Training has its roots in worker’s rights and union movements, focusing on the betterment of the individual worker and social movements. Unlike education, there is an element of power and control in training, where the corporation or employer determines who receives training and what type of training is received. In early union movements, supervisors and managers received training to better influence policy through work decisions and participation in public affairs.
In the 1970s emphasis from managerial training changed to employee empowerment, helping people adapt in an ever-changing economic and technical world and to bring about positive social change. Empowering the worker to determine training needs for themselves is the modern thrust of corporate training, enabling the worker to take his or her own personal and contextual experiences into consideration when selecting training. This Constructivist approach, where workers determine their own training needs, also matches the modern thrust of educational theories in action. The problem arises when the employer states a need for additional training, but doesn’t provide the resources or opportunity for training to the employee. Employees often fall back to formal education, paying for classes themselves, thus thrusting themselves back into formal education.
My Individual Teaching Philosophy
I were to find myself in either of these roles I do believe my teaching would vary depending on if I were in an educational position versus a training position. If found in an educational teaching position the teaching would be more theoretically oriented. I would be working to provide new knowledge to learning. The teaching itself would be more general in a broader area of knowledge. The goal would be to provide information, knowledge and experience. The focus would be to create a need to know the knowledge for students.

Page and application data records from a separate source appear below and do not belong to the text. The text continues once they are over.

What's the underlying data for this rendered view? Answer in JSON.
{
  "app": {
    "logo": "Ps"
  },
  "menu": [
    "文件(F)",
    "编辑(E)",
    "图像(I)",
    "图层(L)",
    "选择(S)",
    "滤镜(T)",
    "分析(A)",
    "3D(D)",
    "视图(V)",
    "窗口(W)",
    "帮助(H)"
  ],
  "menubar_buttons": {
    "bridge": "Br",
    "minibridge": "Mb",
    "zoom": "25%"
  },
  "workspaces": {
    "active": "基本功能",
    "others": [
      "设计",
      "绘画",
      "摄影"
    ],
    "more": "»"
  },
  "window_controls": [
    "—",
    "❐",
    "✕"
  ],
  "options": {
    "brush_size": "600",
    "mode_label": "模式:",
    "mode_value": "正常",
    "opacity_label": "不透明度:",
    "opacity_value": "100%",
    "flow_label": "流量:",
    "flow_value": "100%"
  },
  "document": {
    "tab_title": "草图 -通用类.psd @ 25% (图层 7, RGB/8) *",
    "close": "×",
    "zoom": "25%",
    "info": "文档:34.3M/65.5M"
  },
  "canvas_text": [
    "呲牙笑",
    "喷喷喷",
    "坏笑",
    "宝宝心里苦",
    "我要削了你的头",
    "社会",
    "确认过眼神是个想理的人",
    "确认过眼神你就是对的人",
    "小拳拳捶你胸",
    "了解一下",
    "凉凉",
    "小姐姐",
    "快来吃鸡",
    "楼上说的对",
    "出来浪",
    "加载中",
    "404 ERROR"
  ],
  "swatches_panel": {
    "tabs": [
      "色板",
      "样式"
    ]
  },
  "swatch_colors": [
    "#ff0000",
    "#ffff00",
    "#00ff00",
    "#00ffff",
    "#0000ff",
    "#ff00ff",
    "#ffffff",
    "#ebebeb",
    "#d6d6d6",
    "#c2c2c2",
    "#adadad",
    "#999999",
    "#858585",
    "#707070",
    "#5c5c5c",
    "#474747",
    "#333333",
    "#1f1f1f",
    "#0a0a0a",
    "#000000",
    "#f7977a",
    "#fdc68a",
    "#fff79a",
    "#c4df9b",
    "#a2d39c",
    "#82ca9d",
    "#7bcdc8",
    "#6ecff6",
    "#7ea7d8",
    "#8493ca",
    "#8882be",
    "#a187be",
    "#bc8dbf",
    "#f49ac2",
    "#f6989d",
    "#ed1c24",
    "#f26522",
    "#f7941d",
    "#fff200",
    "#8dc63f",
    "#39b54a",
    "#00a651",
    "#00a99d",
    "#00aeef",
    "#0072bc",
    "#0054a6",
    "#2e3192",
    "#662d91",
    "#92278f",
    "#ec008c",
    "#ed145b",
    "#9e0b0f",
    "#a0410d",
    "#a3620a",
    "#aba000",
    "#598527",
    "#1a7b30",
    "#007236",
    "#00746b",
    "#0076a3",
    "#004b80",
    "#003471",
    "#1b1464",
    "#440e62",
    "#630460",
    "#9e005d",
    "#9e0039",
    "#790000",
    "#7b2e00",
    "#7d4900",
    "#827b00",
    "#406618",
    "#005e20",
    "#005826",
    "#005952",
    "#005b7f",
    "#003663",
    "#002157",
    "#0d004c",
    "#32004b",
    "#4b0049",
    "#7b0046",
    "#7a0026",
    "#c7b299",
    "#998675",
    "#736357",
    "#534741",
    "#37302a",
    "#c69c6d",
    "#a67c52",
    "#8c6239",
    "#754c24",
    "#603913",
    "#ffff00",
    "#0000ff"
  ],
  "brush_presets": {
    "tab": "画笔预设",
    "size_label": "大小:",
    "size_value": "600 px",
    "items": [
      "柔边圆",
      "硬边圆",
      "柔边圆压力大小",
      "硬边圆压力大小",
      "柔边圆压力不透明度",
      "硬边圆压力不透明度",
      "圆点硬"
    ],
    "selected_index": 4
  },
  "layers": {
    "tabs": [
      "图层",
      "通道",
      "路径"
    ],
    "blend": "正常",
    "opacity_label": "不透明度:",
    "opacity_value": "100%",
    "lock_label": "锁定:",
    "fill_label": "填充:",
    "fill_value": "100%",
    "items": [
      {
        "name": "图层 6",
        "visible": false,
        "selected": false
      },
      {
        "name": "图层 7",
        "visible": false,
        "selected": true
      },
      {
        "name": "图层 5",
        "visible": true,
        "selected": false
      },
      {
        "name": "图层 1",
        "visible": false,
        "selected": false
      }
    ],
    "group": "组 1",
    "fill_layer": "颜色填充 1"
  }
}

On the other hand if found in a training position, the training would be more practical oriented. I would be focused on helping those already knowledgeable learn specific tools and techniques. It would be my goal to provide extensive information about a limited subject matter. Ultimately I would attempt to teach the learners to become a master of a specific concept. Contrary to education, the learners would understand their need for the knowledge being taught to them.
Whichever role a person finds themselves in, a different approach is typically required. Training environments will continue to differ from educational environments. Training is usually an active area where there will be interaction, questioning, learning by doing, and practical activities. On the contrary, educational environments are typically more teacher led. Education is usually more of a formal process in a classroom. Ideally the trainer or educator should adapt to whichever environment they find themselves in.